It was an interesting night. There are plenty of news articles, plenty of columns, and plenty of commentary. Think of this as one-stop shopping. (I do love one-stop shopping.)
* Scott Boras is insisting that he did not say that Matsuzaka should receive $100 million; he merely said that’s what pitchers in today’s market are receiving. (Pretty much everyone who saw the press conference thought he said that’s what Matsuzaka should get.) Boras also stressed that Bill Clinton did not have sex with that woman.
* After the Red Sox made their initial offer, Boras has not made a single counteroffer. Or, apparently, even spoken to the Sox. He has, of course, been speaking to the rest of the country, and will hold a series of town meetings later this week.
* John Henry provided his plane to whisk Theo and Larry out to California for a face-to-face with Boras, adding another $10,000 or so to the price of the negotiations. In the baseball world, this is also known as “a candy bar.”
* Henry is pissed. Gordon Edes details a late-night conference call Henry had with reporters: “‘We’re on Scott Boras’s doorstep because he hasn’t negotiated with us so far,’ Henry said, frustration registering in his voice during a post-midnight conference call with reporters. ‘We’re taking the fight directly to him to try to have a negotiation here.’” Later, Henry told Edes in a private call, “You make your best offer and just hope the player receives it.” And yes, Henry meant what you thought he meant there.
* Nevertheless, the Sox will make another offer “of considerable magnitude” today, according to Theo. “It’s highly unusual,” Epstein said, referring to the fact that the Sox were essentially bidding against themselves, “but it’s showing that Matsuzaka is extremely important to the Boston Red Sox. It’s normally not a good ploy, but we want to demonstrate to Matsuzaka, and the fans of Japanese baseball, just how important he is to us.”
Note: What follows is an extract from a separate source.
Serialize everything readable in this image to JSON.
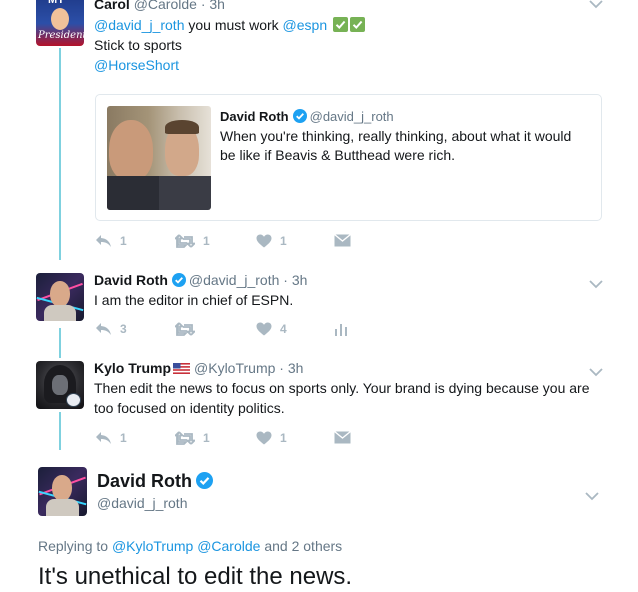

* Boras finally seems to have stepped over the line, with the Boston media, the national media, and his great-aunt all turning against him. Matsuzaka can’t pitch for anyone else in MLB this year; he’ll make $3 or $4 million a year if he stays in Japan; both the Yankees and the Mets apparently agreed that Daisuke was worth somewhere in the $8 to $10 million range (which, as people are now increasingly pointing out, is a lot of money for someone who’s never thrown a major league pitch). The result is a drastic swing of public opinion, with more and more folks now siding with the Sox.
I’m about 94 percent sure this won’t happen, but it seems to me there’s an outside possibility (very outside, granted) that Boras will end up screwing himself not only in what will likely be a very lucrative Japanese market but could also hurt himself with MLB teams. (There is, after all, some precedence for collusion among the owners vis a vis salaries.) Obviously, we’re living in a whole different world today, but at some point you’d figure owners might get sick of negotiating with Boras, who’s establishied an impressive track record of obstinancy and lying and looks more and more like he’s preparing to waterski right over that great white. (Like I said, there’s a very small chance of this happening…but hey, I got to U-Tube Henry Winkler.)